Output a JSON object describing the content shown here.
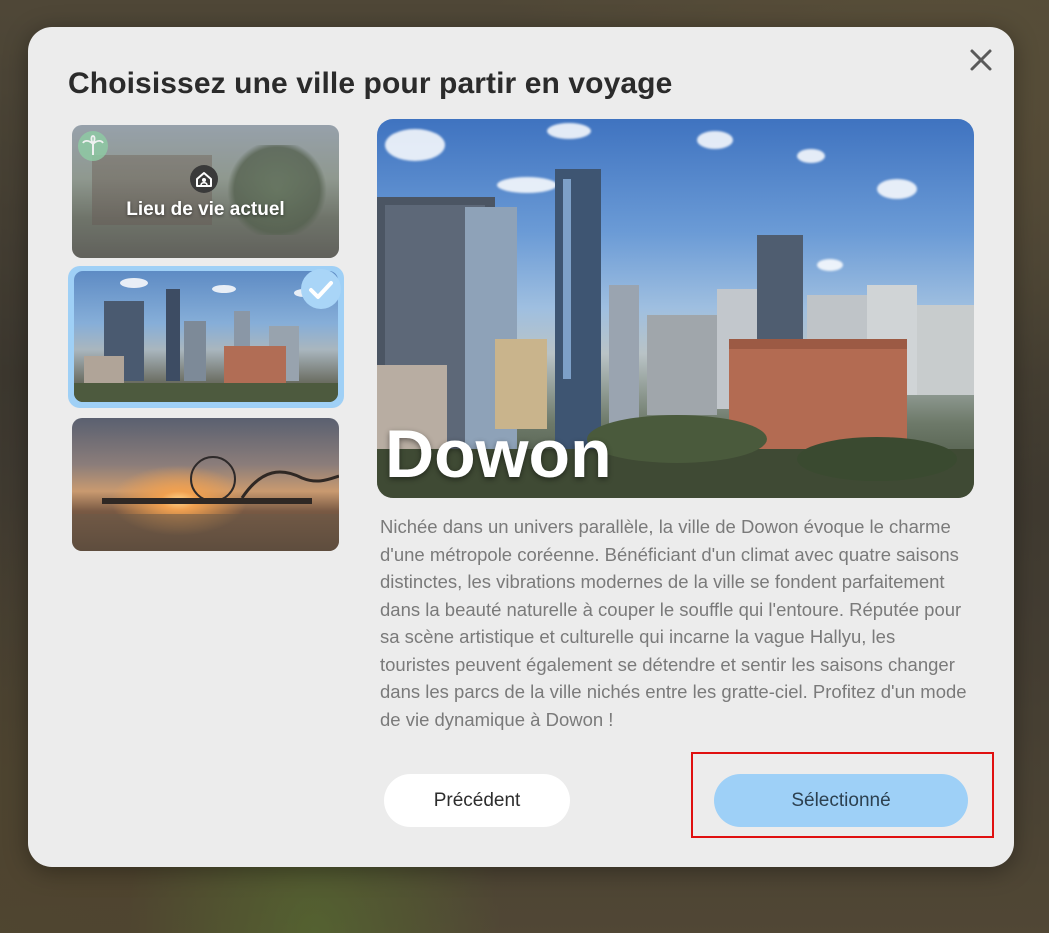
{
  "dialog": {
    "title": "Choisissez une ville pour partir en voyage",
    "close_icon": "close-icon"
  },
  "cities": [
    {
      "label": "Lieu de vie actuel",
      "icon": "home-icon",
      "badge": "palm-tree-icon",
      "selected": false,
      "current": true
    },
    {
      "label": "",
      "icon": "check-icon",
      "selected": true
    },
    {
      "label": "",
      "selected": false
    }
  ],
  "detail": {
    "city_name": "Dowon",
    "description": "Nichée dans un univers parallèle, la ville de Dowon évoque le charme d'une métropole coréenne. Bénéficiant d'un climat avec quatre saisons distinctes, les vibrations modernes de la ville se fondent parfaitement dans la beauté naturelle à couper le souffle qui l'entoure. Réputée pour sa scène artistique et culturelle qui incarne la vague Hallyu, les touristes peuvent également se détendre et sentir les saisons changer dans les parcs de la ville nichés entre les gratte-ciel. Profitez d'un mode de vie dynamique à Dowon !"
  },
  "buttons": {
    "previous": "Précédent",
    "select": "Sélectionné"
  },
  "colors": {
    "modal_bg": "#ececec",
    "accent": "#9ed0f7",
    "highlight": "#e01010",
    "text_muted": "#7a7a7a"
  }
}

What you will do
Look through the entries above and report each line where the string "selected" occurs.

Output for this exercise
      "selected": false,
      "selected": true
      "selected": false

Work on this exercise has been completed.